Copy out all of the data word for word. Omit every picture.
>>>
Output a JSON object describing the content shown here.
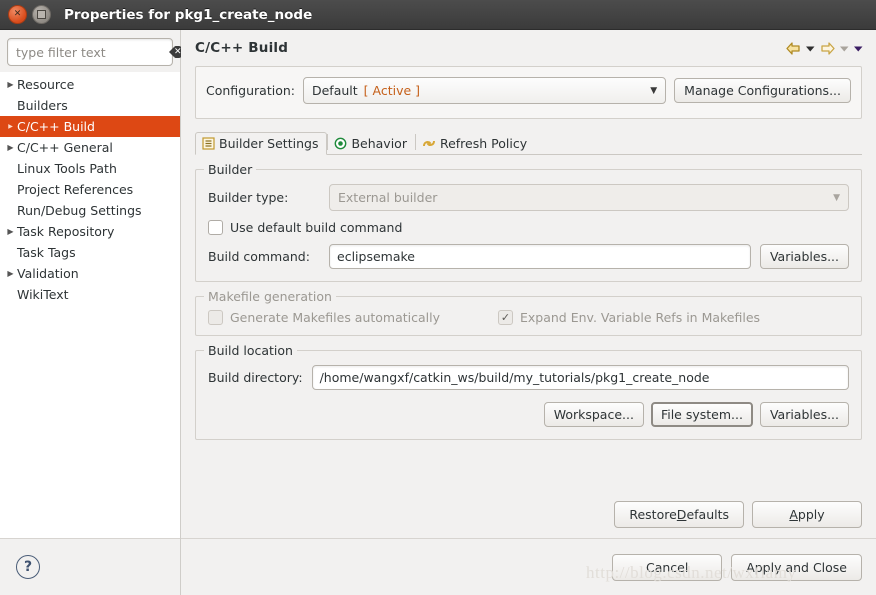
{
  "window": {
    "title": "Properties for pkg1_create_node",
    "close_glyph": "✕",
    "maximize_glyph": "□"
  },
  "sidebar": {
    "filter": {
      "value": "",
      "placeholder": "type filter text",
      "clear_glyph": "⌫"
    },
    "items": [
      {
        "label": "Resource",
        "expandable": true,
        "selected": false
      },
      {
        "label": "Builders",
        "expandable": false,
        "selected": false
      },
      {
        "label": "C/C++ Build",
        "expandable": true,
        "selected": true
      },
      {
        "label": "C/C++ General",
        "expandable": true,
        "selected": false
      },
      {
        "label": "Linux Tools Path",
        "expandable": false,
        "selected": false
      },
      {
        "label": "Project References",
        "expandable": false,
        "selected": false
      },
      {
        "label": "Run/Debug Settings",
        "expandable": false,
        "selected": false
      },
      {
        "label": "Task Repository",
        "expandable": true,
        "selected": false
      },
      {
        "label": "Task Tags",
        "expandable": false,
        "selected": false
      },
      {
        "label": "Validation",
        "expandable": true,
        "selected": false
      },
      {
        "label": "WikiText",
        "expandable": false,
        "selected": false
      }
    ],
    "help_glyph": "?"
  },
  "header": {
    "page_title": "C/C++ Build",
    "nav": {
      "back_glyph": "⬅",
      "back_menu_glyph": "▼",
      "forward_glyph": "➡",
      "forward_menu_glyph": "▼",
      "view_menu_glyph": "▼"
    }
  },
  "configuration": {
    "label": "Configuration:",
    "value_name": "Default",
    "value_state": "[ Active ]",
    "caret_glyph": "▼",
    "manage_button": "Manage Configurations..."
  },
  "tabs": [
    {
      "label": "Builder Settings",
      "icon": "list-icon",
      "active": true
    },
    {
      "label": "Behavior",
      "icon": "target-icon",
      "active": false
    },
    {
      "label": "Refresh Policy",
      "icon": "refresh-icon",
      "active": false
    }
  ],
  "builder_group": {
    "legend": "Builder",
    "builder_type_label": "Builder type:",
    "builder_type_value": "External builder",
    "builder_type_caret": "▼",
    "use_default_label": "Use default build command",
    "use_default_checked": false,
    "build_command_label": "Build command:",
    "build_command_value": "eclipsemake",
    "variables_button": "Variables..."
  },
  "makefile_group": {
    "legend": "Makefile generation",
    "generate_label": "Generate Makefiles automatically",
    "generate_checked": false,
    "expand_label": "Expand Env. Variable Refs in Makefiles",
    "expand_checked": true,
    "check_glyph": "✓"
  },
  "build_location_group": {
    "legend": "Build location",
    "directory_label": "Build directory:",
    "directory_value": "/home/wangxf/catkin_ws/build/my_tutorials/pkg1_create_node",
    "workspace_button": "Workspace...",
    "filesystem_button": "File system...",
    "variables_button": "Variables..."
  },
  "footer": {
    "restore_defaults_prefix": "Restore ",
    "restore_defaults_mnemonic": "D",
    "restore_defaults_suffix": "efaults",
    "apply_mnemonic": "A",
    "apply_suffix": "pply",
    "cancel": "Cancel",
    "apply_and_close": "Apply and Close"
  },
  "watermark": "http://blog.csdn.net/wxflamy",
  "colors": {
    "accent": "#dd4814",
    "titlebar": "#3f3f3f",
    "panel": "#f2f1f0",
    "active_value": "#c5601a"
  }
}
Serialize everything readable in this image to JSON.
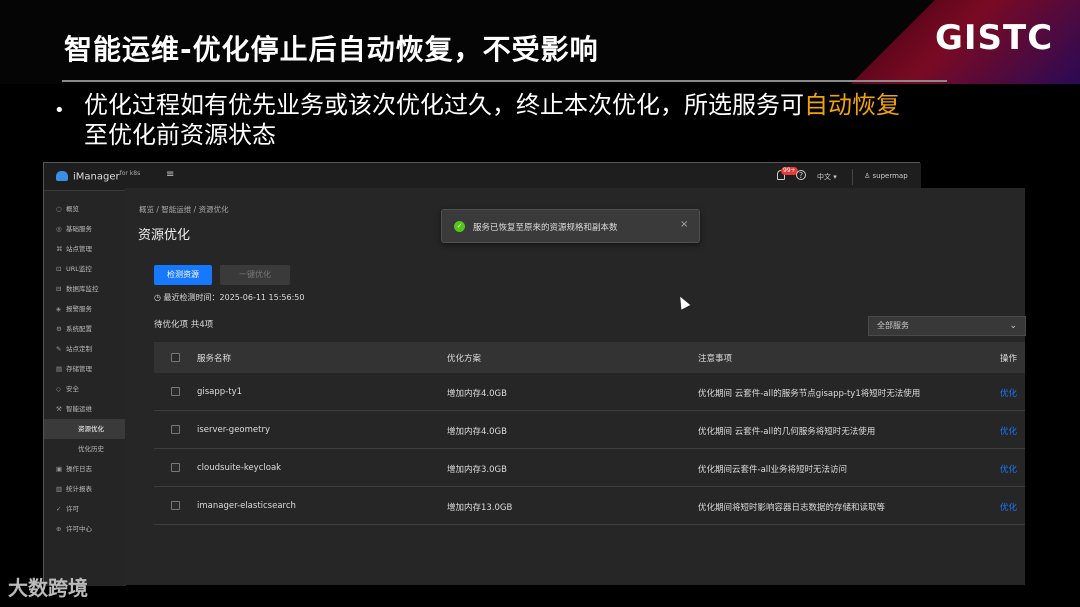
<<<
Finished exercise:
Output a JSON object describing the content shown here.
{
  "window": {
    "title": "Properties for pkg1_create_node",
    "close_glyph": "✕",
    "maximize_glyph": "□"
  },
  "sidebar": {
    "filter": {
      "value": "",
      "placeholder": "type filter text",
      "clear_glyph": "⌫"
    },
    "items": [
      {
        "label": "Resource",
        "expandable": true,
        "selected": false
      },
      {
        "label": "Builders",
        "expandable": false,
        "selected": false
      },
      {
        "label": "C/C++ Build",
        "expandable": true,
        "selected": true
      },
      {
        "label": "C/C++ General",
        "expandable": true,
        "selected": false
      },
      {
        "label": "Linux Tools Path",
        "expandable": false,
        "selected": false
      },
      {
        "label": "Project References",
        "expandable": false,
        "selected": false
      },
      {
        "label": "Run/Debug Settings",
        "expandable": false,
        "selected": false
      },
      {
        "label": "Task Repository",
        "expandable": true,
        "selected": false
      },
      {
        "label": "Task Tags",
        "expandable": false,
        "selected": false
      },
      {
        "label": "Validation",
        "expandable": true,
        "selected": false
      },
      {
        "label": "WikiText",
        "expandable": false,
        "selected": false
      }
    ],
    "help_glyph": "?"
  },
  "header": {
    "page_title": "C/C++ Build",
    "nav": {
      "back_glyph": "⬅",
      "back_menu_glyph": "▼",
      "forward_glyph": "➡",
      "forward_menu_glyph": "▼",
      "view_menu_glyph": "▼"
    }
  },
  "configuration": {
    "label": "Configuration:",
    "value_name": "Default",
    "value_state": "[ Active ]",
    "caret_glyph": "▼",
    "manage_button": "Manage Configurations..."
  },
  "tabs": [
    {
      "label": "Builder Settings",
      "icon": "list-icon",
      "active": true
    },
    {
      "label": "Behavior",
      "icon": "target-icon",
      "active": false
    },
    {
      "label": "Refresh Policy",
      "icon": "refresh-icon",
      "active": false
    }
  ],
  "builder_group": {
    "legend": "Builder",
    "builder_type_label": "Builder type:",
    "builder_type_value": "External builder",
    "builder_type_caret": "▼",
    "use_default_label": "Use default build command",
    "use_default_checked": false,
    "build_command_label": "Build command:",
    "build_command_value": "eclipsemake",
    "variables_button": "Variables..."
  },
  "makefile_group": {
    "legend": "Makefile generation",
    "generate_label": "Generate Makefiles automatically",
    "generate_checked": false,
    "expand_label": "Expand Env. Variable Refs in Makefiles",
    "expand_checked": true,
    "check_glyph": "✓"
  },
  "build_location_group": {
    "legend": "Build location",
    "directory_label": "Build directory:",
    "directory_value": "/home/wangxf/catkin_ws/build/my_tutorials/pkg1_create_node",
    "workspace_button": "Workspace...",
    "filesystem_button": "File system...",
    "variables_button": "Variables..."
  },
  "footer": {
    "restore_defaults_prefix": "Restore ",
    "restore_defaults_mnemonic": "D",
    "restore_defaults_suffix": "efaults",
    "apply_mnemonic": "A",
    "apply_suffix": "pply",
    "cancel": "Cancel",
    "apply_and_close": "Apply and Close"
  },
  "watermark": "http://blog.csdn.net/wxflamy",
  "colors": {
    "accent": "#dd4814",
    "titlebar": "#3f3f3f",
    "panel": "#f2f1f0",
    "active_value": "#c5601a"
  }
}
Serialize everything readable in this image to JSON.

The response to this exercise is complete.